World No Tobacco Day: Informal traders encouraged to sell more food, not tobacco

World No Tobacco Day: Informal traders encouraged to sell more food, not tobacco

On 31 May 2023, WHO and public health champions around the world will come together to celebrate World No Tobacco Day (WNTD) under the theme – We need food, not tobacco! In support of World No Tobacco Day, health and community organisations in South Africa, united through the Protect our Next partnership, are ramping up initiatives that encourage informal traders to put more nutritious food, NOT tobacco on their tables and the tables of South Africans.

While Protect our Next has been encouraging informal food economy traders, including spaza shops, bakkie traders and hawkers, not to sell cigarettes but to focus on more nutritious food for some time, the Protect our Next Tobacco-Free Informal Traders Initiative has now been formalised and will roll out to various markets, according to Dr Sharon Nyatsanza of the National Council Against Smoking (NCAS). “We are working with partners to rally informal fresh produce traders behind the campaign.

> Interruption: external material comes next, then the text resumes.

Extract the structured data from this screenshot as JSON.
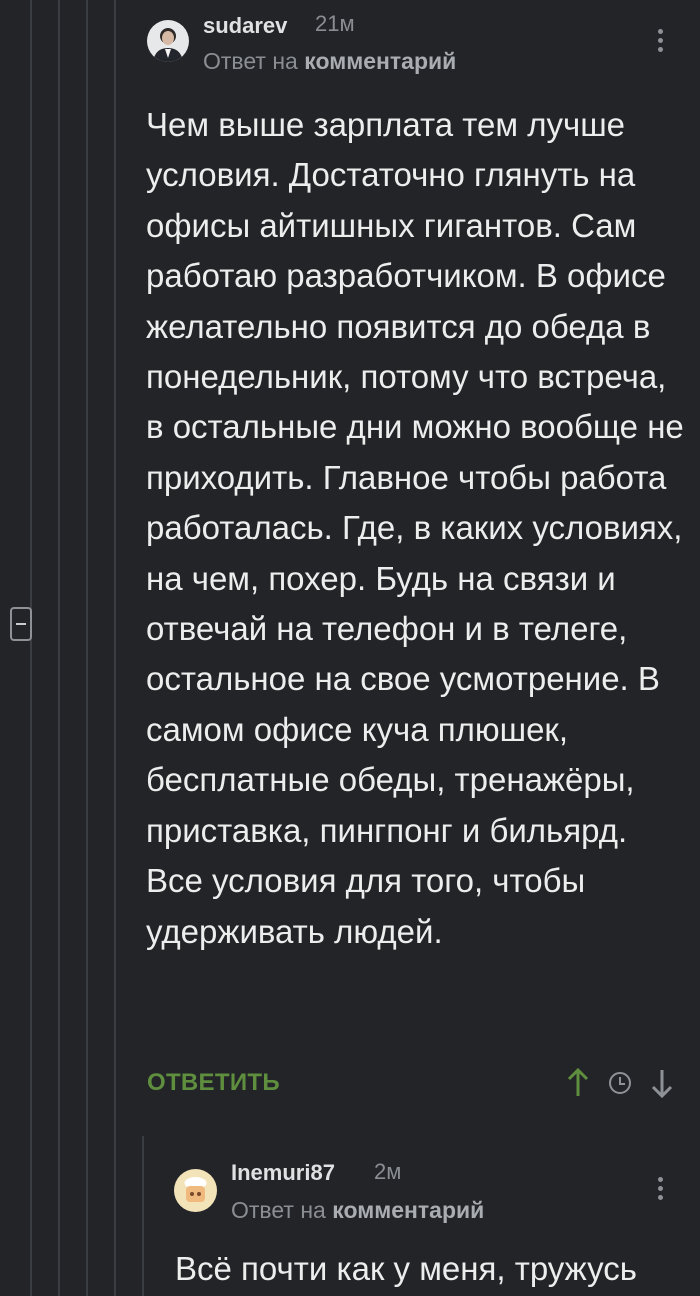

They are a vital channel into townships, rural areas, and peri-urban areas. We are asking traders to put more food, not tobacco on their tables, as well as to pledge their support for South Africa’s Tobacco and Electronic Delivery Systems Control Bill and a tobacco-free future.”

The main activations are taking place at the Tshwane Fresh Produce Market in May and June, engaging more than 600 fresh produce vendors.  These informal traders will be educated about the dangers of tobacco and the role they can play in communities as they visit the market.  Daily prizes of purchasing card credits will be given to participating vendors, and an overall prize of a generator will be awarded.

The World No Tobacco Day theme highlights concerns around food insecurity, and the impact of tobacco, globally and in South Africa. “Tobacco harms our health, the health of farmers and the planet’s health. Tobacco takes food off our tables,” says Nyatsanza. According to a statement from the WHO, while the tobacco industry uses the issue of farmers’ livelihoods as a barrier to the implementation of strong tobacco control measures, it in fact damages livelihoods and food security. The industry creates front groups to lobby against policy changes and interferes with attempts to substitute tobacco growing, contributing to the global food crisis, the WHO says.  This year’s campaign calls for governments to develop suitable policies, strategies and enabling market conditions for tobacco-growing farmers to shift to growing sustainable food crops.

According to StatsSA, 3,7 million households (21%) experience inadequate or severely inadequate access to food. Most households lack access to adequate food to meet their dietary needs for an active and healthy lifestyle. At the same time, South Africa is deeply impacted by the health and socio-economic impacts of tobacco use, says Dr. Catherine Egbe of the South African Medical Research Council, lead investigator for the Global Adult Tobacco Survey (GATS-SA). “We found that South African smokers spend a median amount of R263 on cigarettes each month. With limited resources, too much money is spent on feeding nicotine addictions instead of hungry tummies. Cigarettes are too easily accessed at street vendors and spaza shops. Vendors can be an important part of driving change.”

Many people in developing neighbourhoods buy from informal food traders. Nearly 60% of all fresh produce sold through South African national fresh produce markets ends up on their tables. The informal sector now employs some three million people directly and indirectly, more than the number employed in the formal food trade. “Informal traders represent the indomitable spirit, grit, and determination of many who have resolved to defy the scourge of unemployment by earning a living in the informal sector. Increased production and marketing of sustainable crops will allow these informal traders to grow their businesses, earn more income, and contribute to attaining the United Nations Sustainable Development Goal 2 – zero hunger.”

South Africa’s Tobacco and Electronic Delivery Systems Control Bill, currently before parliament, aims to further reduce tobacco use.  An important part of the campaign is educating informal traders and their customers about the measures in the Bill. Nyatsanza concludes, “We need to protect the health and well-being of farmers and traders from the harms of tobacco growing and the exploitation of their livelihoods by the tobacco industry.  We also need to protect our communities from the harms of tobacco. It’s simple, we need food, not tobacco!”